Internal Auditing Is Jill Chase’s Passion
While working at a 24-hour news radio station in Washington State, Jill Chase decided to take on a new challenge: Start up a new marketing department at a small credit union.
After successfully building the marketing department at the $384 million Verity Credit Union in Seattle, Chase and another Verity employee, Patricia Deeth, were charged with yet another challenge: Start up the growing credit union’s internal audit department.
“We had no idea what we were doing. I mean my degree was in broadcast journalism,” Chase recalled. Nevertheless, Chase’s marketing experience exposed her to every credit union department, enabling her to learn about its operations. What’s more, Chase soon discovered that she loved her new world of auditing. After receiving her certified internal auditor designation from the Institute of Internal Auditors, Chase credits her career advancement and success in part to the Association of Credit Union Internal Auditors.
“I joined the ACUIA because I was looking for someone to help me figure out what types of things I needed to be looking at to help my credit union grow,” said Chase, now vice president of audit services at the $1.65 billion Washington State Employees Credit Union in Olympia. She joined Washington State Employees eight years ago.
Celebrating its 22nd anniversary, the ACUIA established its mission to become the “premier and quality provider of credit union internal audit resources.”
Today, Chase chairs ACUIA’s board of directors, recruiting new members and making credit unions aware of the association and how they can benefit from it.
“I think internal auditing is a growth area for credit unions because they are facing increasing challenges of staying on top of the compliance regulations and risk-assessment management,” said Chase. ACUIA assists credit unions, both small and large, in developing internal audit functions to address the changing industry and regulatory demands.
The association’s founder, Terry McEachern, got the idea for the ACUIA after attending a professional seminar in 1988 when she met a few other credit union internal auditors.
“I enjoyed the rapport we developed during the meeting and wondered if there were other credit union internal auditors in Wisconsin….could we expand these relationships,” wrote McEachern on ACUIA’s website. She is chief internal auditor for the $1.2 billion Royal Credit Union in Eau Claire, Wis.
McEachern decided to organize the association’s first meeting with eight other credit union employees from Wisconsin and Minnesota. The ACUIA was incorporated as a nonprofit organization in 1990. When first word got out about the new association, McEachern began fielding calls from other credit unions from around the country.
“It became readily apparent that there was a need of our organization in other parts of the country," she wrote. "We divided the country into regions, assigned regional directors and turned our attention toward a national organization.”
From a small group of eight members, the ACUIA has grown into a membership of 640 strong.
“We are a very passionate group.

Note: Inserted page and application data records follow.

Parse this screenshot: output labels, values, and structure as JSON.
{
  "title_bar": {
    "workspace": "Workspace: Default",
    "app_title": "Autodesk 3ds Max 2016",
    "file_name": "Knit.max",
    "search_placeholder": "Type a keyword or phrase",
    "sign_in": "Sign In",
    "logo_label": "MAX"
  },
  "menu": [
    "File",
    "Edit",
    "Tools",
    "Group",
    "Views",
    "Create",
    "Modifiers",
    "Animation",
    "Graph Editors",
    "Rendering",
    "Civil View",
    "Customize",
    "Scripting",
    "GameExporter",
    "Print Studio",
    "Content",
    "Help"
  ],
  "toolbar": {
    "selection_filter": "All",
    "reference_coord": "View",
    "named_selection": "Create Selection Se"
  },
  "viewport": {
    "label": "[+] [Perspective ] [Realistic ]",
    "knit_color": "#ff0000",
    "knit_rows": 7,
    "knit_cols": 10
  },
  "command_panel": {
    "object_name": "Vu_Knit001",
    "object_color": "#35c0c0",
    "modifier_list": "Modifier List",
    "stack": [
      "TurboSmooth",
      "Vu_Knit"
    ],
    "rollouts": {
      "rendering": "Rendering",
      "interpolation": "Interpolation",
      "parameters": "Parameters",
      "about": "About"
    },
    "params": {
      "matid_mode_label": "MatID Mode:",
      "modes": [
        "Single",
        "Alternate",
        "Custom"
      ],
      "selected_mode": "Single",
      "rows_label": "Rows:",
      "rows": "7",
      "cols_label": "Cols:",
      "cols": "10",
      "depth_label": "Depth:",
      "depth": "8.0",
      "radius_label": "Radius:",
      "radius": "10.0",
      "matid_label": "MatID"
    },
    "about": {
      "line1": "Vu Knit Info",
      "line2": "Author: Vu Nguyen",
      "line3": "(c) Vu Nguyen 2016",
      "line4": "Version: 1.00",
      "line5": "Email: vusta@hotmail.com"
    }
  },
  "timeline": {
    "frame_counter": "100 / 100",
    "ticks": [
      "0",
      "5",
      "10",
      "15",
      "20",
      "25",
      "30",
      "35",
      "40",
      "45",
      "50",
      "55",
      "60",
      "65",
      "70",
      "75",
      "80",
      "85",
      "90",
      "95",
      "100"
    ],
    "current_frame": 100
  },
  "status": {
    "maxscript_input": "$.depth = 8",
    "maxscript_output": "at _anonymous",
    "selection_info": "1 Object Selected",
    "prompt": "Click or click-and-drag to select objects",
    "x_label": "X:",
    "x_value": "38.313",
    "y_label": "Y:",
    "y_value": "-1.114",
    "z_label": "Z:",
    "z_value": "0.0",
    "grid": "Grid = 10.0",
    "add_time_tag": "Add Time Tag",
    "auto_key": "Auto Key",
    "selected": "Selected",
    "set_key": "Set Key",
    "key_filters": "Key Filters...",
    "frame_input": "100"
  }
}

We are a very active group and one of our greatest benefits is networking,” declared Chase.
ACUIA’s networking also extends to helping members learn from each other. One of the most popular features is an online forum where members from around the nation converge daily to ask and answer questions on just about every internal audit challenge, issue or dilemma. The forum is coordinated by Warren Whiteoak, an internal auditor for the $548 million Progressive Credit Union in New York City.
“The forum started two years ago, and it already has 15 subsections of topics. The general forum has about 1,600 hits, so it’s pretty widely used,” said Whiteoak. “Networking is one of the most interesting things in the credit union industry because people will share information with you, unlike the banking world.”
Whiteoak also writes a column about the forum for ACUIA’s quarterly magazine, which covers the latest industry news and trends. To open more channels of communications with its members and others, the association recently tapped into the social media, opening a Twitter account, Facebook and LinkedIn pages.
ACUIA also focuses on professional development and continuing professional education. The association’s annual conference and regional meetings sponsor professional seminars. The association also holds three webinars annually to help members stay ahead of expected regulatory or industry changes.
“We really try to stay on top of whatever it is examiners are looking at,” said Chase. “We actually like to know what examiners are going to look at before they know what they are looking at.”
Although an internal auditor’s primary role is to provide an independent, objective view of the activities in the credit union, today’s internal auditor wears many hats.
“These days, internal auditors are also active in risk-management assessments and identify the key controls in place and test those controls to make sure they are working properly...to ensure something cannot go wrong in the [credit union’s] processes through errors or fraud,” Chase explained.
She also noted internal auditors are becoming more involved in identifying inefficiencies throughout credit union operations.
“Because we look at so many areas of the credit union, we can spot ways to improve efficiencies,” Chase said. “A lot of times employees are so focused on their particular area of work that they may not see someone in another area who is doing the same work or doing something else that could be making the work harder. So we help try to identify those things to help operational efficiencies.”